I still dont understand if wanting to do something bad, shows you have a bad heart or not... I just dont know...
That part, actually doesn't matter.
And here's why:
On an instinctual level, as a species of animals on this planet, of course we want to do moralistically bad things. That's human nature. All humans are like that. MOST men, are homicidal. Why do you think there are more men going to prison all of the time for violent crimes? It's because that is our hunter instinct. And obviously, the men that don't go to prison, don't act upon that natural instinct because of the consequences for doing so.
So, it doesn't matter what you want to do in life, it matters what you do and do not do in life.
It is more beneficial to NOT act upon our basic, primordial instincts, than it is for us TO act on our basic primordial instincts, because of the consequences for doing so.
What makes it that way is the Social Constructionism of Civilization.
See? Morality doesn't have to enter the equation, it can shape itself accordingly.
HOWEVER, BECAUSE it can shape itself accordingly, that's also how you get people that really don't seem to understand the severity of the consequences for their actions for trying to game the system.
Best example I can think of in that situation, is the long history of the Catholic Church and the sexual abuse of minors. Or, also, King Henry VIII:
Preaches human morality until everyone goes home, Cardinal retires and then sexually abuses the minors used within the church community when nobody is looking. Consequence is a Hell of a political mess, potential loss of position, imprisonment, or execution.
King Henry VIII:
Wanted a Son, kept having Daughters. Abused his power and had the women executed for infidelities they did not commit. Once this was discovered, the consequence for doing so was that the man was executed exactly the same way he executed his women.
Came into autocratic rule due to his tactical and innovative approach. Let his ego get to his head and believed himself to have become a God, and was literally murdered by his own council as famously foreshadowed by the Ides of March as a consequence for his arrogance.

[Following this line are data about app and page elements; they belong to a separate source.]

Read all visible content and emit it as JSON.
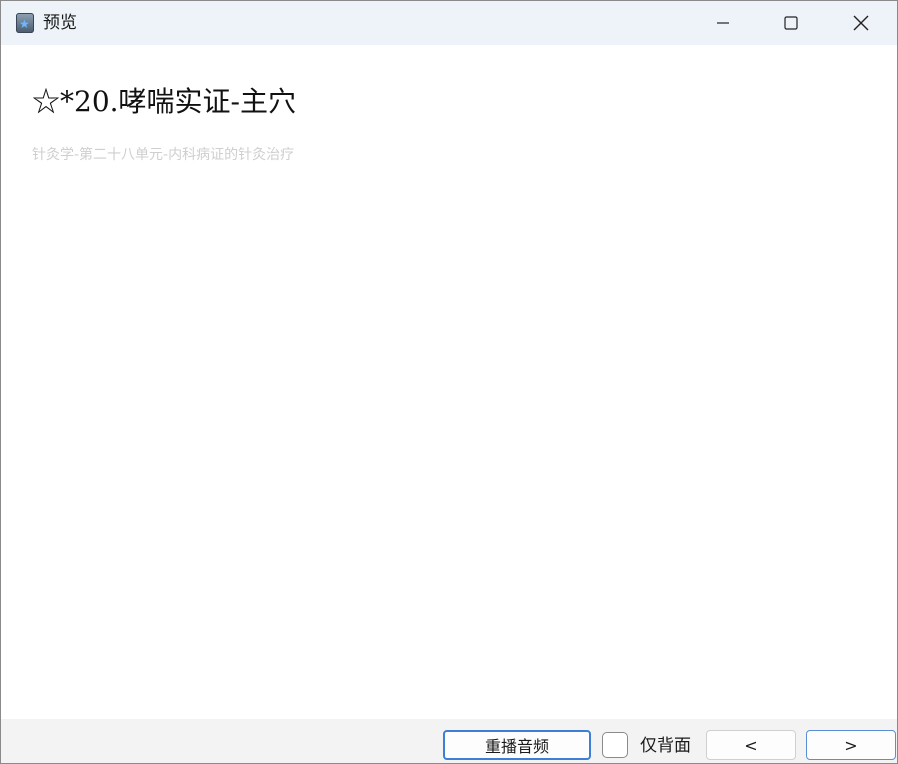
{
  "window": {
    "title": "预览",
    "app_icon": "anki-star-icon"
  },
  "controls": {
    "minimize_icon": "minimize-icon",
    "maximize_icon": "maximize-icon",
    "close_icon": "close-icon"
  },
  "card": {
    "title": "☆*20.哮喘实证-主穴",
    "subtitle": "针灸学-第二十八单元-内科病证的针灸治疗"
  },
  "bottom": {
    "replay_label": "重播音频",
    "back_only_label": "仅背面",
    "back_only_checked": false,
    "prev_label": "<",
    "next_label": ">"
  },
  "colors": {
    "titlebar_bg": "#eef3f9",
    "accent": "#3d7fd6",
    "subtitle_text": "#cfcfcf"
  }
}
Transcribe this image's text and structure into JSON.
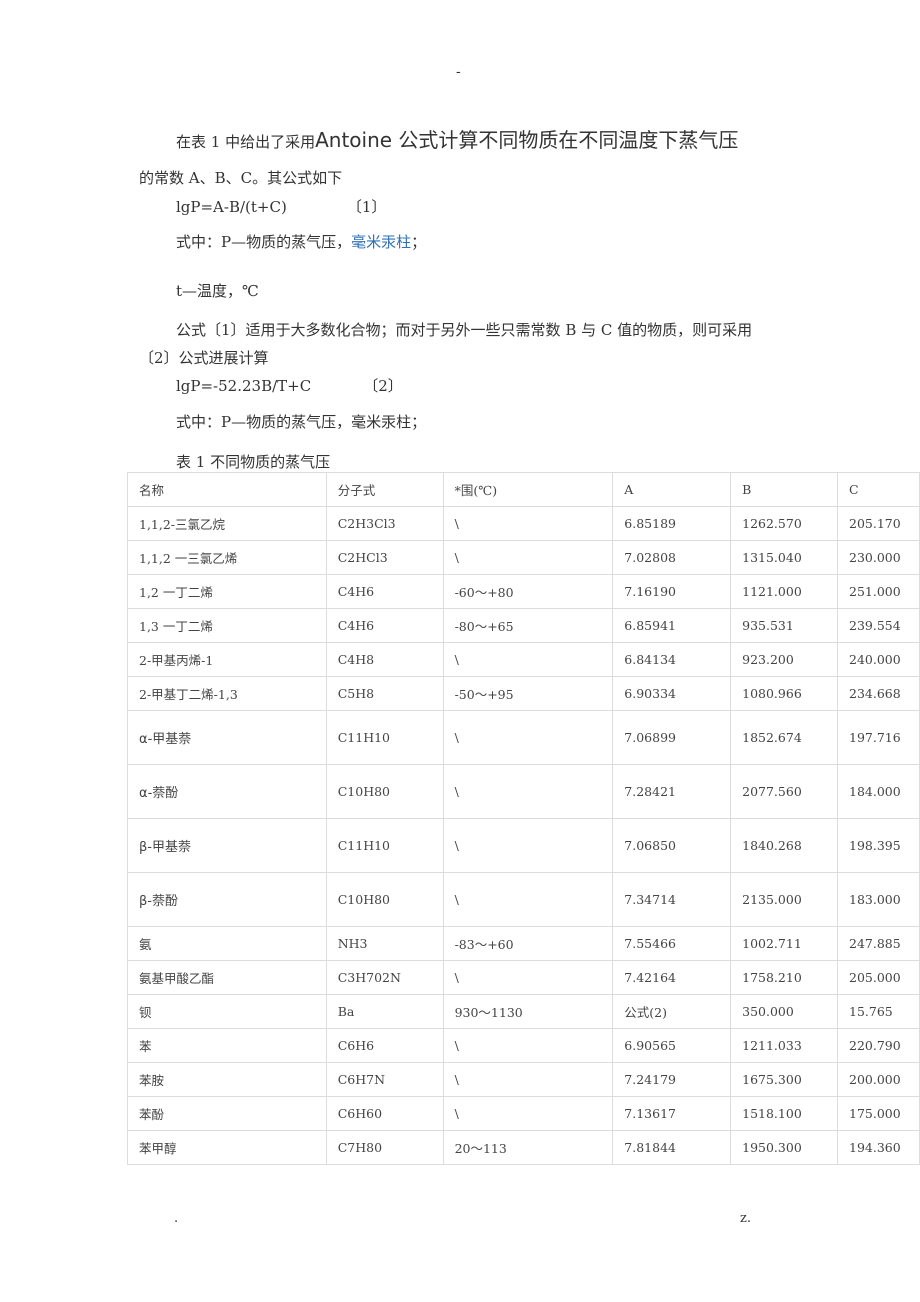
{
  "header": {
    "dot": "-"
  },
  "intro": {
    "line1_prefix": "在表 1 中给出了采用",
    "line1_big": "Antoine 公式计算不同物质在不同温度下蒸气压",
    "line2": "的常数 A、B、C。其公式如下"
  },
  "formula1": {
    "expr": "lgP=A-B/(t+C)",
    "num": "〔1〕"
  },
  "where1": {
    "prefix": "式中：P—物质的蒸气压，",
    "link": "毫米汞柱",
    "suffix": "；"
  },
  "where_t": "t—温度，℃",
  "para2": {
    "line1": "公式〔1〕适用于大多数化合物；而对于另外一些只需常数 B 与 C 值的物质，则可采用",
    "line2": "〔2〕公式进展计算"
  },
  "formula2": {
    "expr": "lgP=-52.23B/T+C",
    "num": "〔2〕"
  },
  "where2": "式中：P—物质的蒸气压，毫米汞柱；",
  "table_caption": "表 1  不同物质的蒸气压",
  "table": {
    "headers": [
      "名称",
      "分子式",
      "*围(℃)",
      "A",
      "B",
      "C"
    ],
    "rows": [
      [
        "1,1,2-三氯乙烷",
        "C2H3Cl3",
        "\\",
        "6.85189",
        "1262.570",
        "205.170"
      ],
      [
        "1,1,2 一三氯乙烯",
        "C2HCl3",
        "\\",
        "7.02808",
        "1315.040",
        "230.000"
      ],
      [
        "1,2 一丁二烯",
        "C4H6",
        "-60～+80",
        "7.16190",
        "1121.000",
        "251.000"
      ],
      [
        "1,3 一丁二烯",
        "C4H6",
        "-80～+65",
        "6.85941",
        "935.531",
        "239.554"
      ],
      [
        "2-甲基丙烯-1",
        "C4H8",
        "\\",
        "6.84134",
        "923.200",
        "240.000"
      ],
      [
        "2-甲基丁二烯-1,3",
        "C5H8",
        "-50～+95",
        "6.90334",
        "1080.966",
        "234.668"
      ],
      [
        "α-甲基萘",
        "C11H10",
        "\\",
        "7.06899",
        "1852.674",
        "197.716"
      ],
      [
        "α-萘酚",
        "C10H80",
        "\\",
        "7.28421",
        "2077.560",
        "184.000"
      ],
      [
        "β-甲基萘",
        "C11H10",
        "\\",
        "7.06850",
        "1840.268",
        "198.395"
      ],
      [
        "β-萘酚",
        "C10H80",
        "\\",
        "7.34714",
        "2135.000",
        "183.000"
      ],
      [
        "氨",
        "NH3",
        "-83～+60",
        "7.55466",
        "1002.711",
        "247.885"
      ],
      [
        "氨基甲酸乙酯",
        "C3H702N",
        "\\",
        "7.42164",
        "1758.210",
        "205.000"
      ],
      [
        "钡",
        "Ba",
        "930～1130",
        "公式(2)",
        "350.000",
        "15.765"
      ],
      [
        "苯",
        "C6H6",
        "\\",
        "6.90565",
        "1211.033",
        "220.790"
      ],
      [
        "苯胺",
        "C6H7N",
        "\\",
        "7.24179",
        "1675.300",
        "200.000"
      ],
      [
        "苯酚",
        "C6H60",
        "\\",
        "7.13617",
        "1518.100",
        "175.000"
      ],
      [
        "苯甲醇",
        "C7H80",
        "20～113",
        "7.81844",
        "1950.300",
        "194.360"
      ]
    ]
  },
  "footer": {
    "left": ".",
    "right": "z."
  }
}
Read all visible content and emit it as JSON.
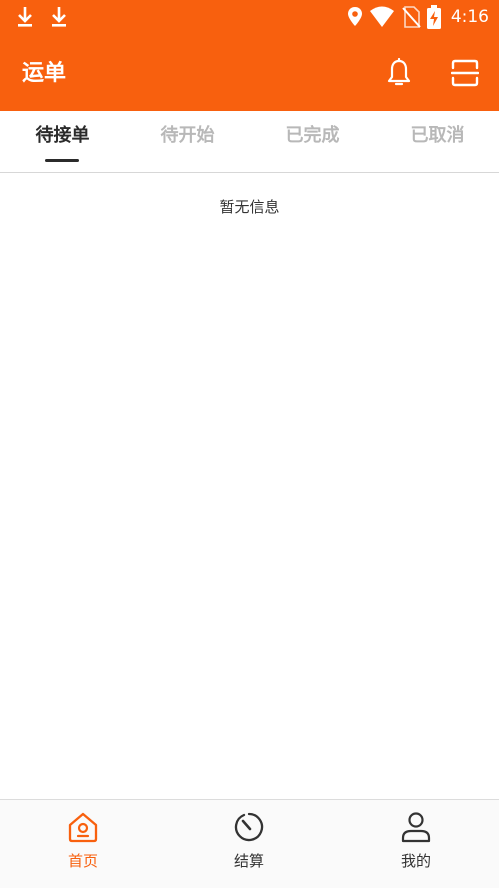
{
  "colors": {
    "accent": "#f8600e",
    "active_text": "#2b2b2b",
    "inactive_text": "#b8b8b8"
  },
  "statusbar": {
    "time": "4:16",
    "icons": [
      "download-icon",
      "download-icon",
      "location-icon",
      "wifi-icon",
      "no-sim-icon",
      "battery-charging-icon"
    ]
  },
  "header": {
    "title": "运单",
    "icons": [
      "bell-icon",
      "scan-icon"
    ]
  },
  "tabs": [
    {
      "label": "待接单",
      "active": true
    },
    {
      "label": "待开始",
      "active": false
    },
    {
      "label": "已完成",
      "active": false
    },
    {
      "label": "已取消",
      "active": false
    }
  ],
  "main": {
    "empty_text": "暂无信息"
  },
  "bottom_nav": [
    {
      "label": "首页",
      "icon": "home-icon",
      "active": true
    },
    {
      "label": "结算",
      "icon": "timer-icon",
      "active": false
    },
    {
      "label": "我的",
      "icon": "person-icon",
      "active": false
    }
  ]
}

So for a tactical approach, I would suggest instead of actively trying to gain advantage, since often doing so results in the unfortunate disadvantage later, becoming comfortable with a disadvantage and calmly waiting around for someone looking to gain an advantage from your disadvantage, might actually be the better approach. It takes the work out of it for you, and simultaneously flips the script to your favor. Why go hunting, when you can harvest what food you can get from around you agriculturally, and set up traps and wait for the food to come to you instead? Whenever you begin to run low on what is around you, just pack up and move to another location where there are more resources in abundance for you to use.
Is it limiting in the short term? Yes.
But does it benefit for the greater long-term of surviving? Also yes.
It's actually a developmental skill for humans, to think this way. Part of why I love dragonflies so much is that they hunt through interpretative movement, like a football game, actually. Rather than chasing the food, a dragonfly will land nearby, watch the pattern of its prey, and then go to where it algorithmically expects to show up based upon that movement. Similarly to how football/soccer players try to interpret where the ball is going to go, BEFORE it gets there, so that they can just be there ahead of time and wait for it to show up. Surprisingly, dragonflies have something like a +92% hunting accuracy rate this way, meaning that they are masters of interpretation. That is not innate to us like it is them however, we have to teach ourselves to think like that, with their species, it's as instinctual to them as it is for us to chase our resources directly, rather than indirectly.
So when it comes to morality, I'm kind of like:
What about it? It'll shape itself.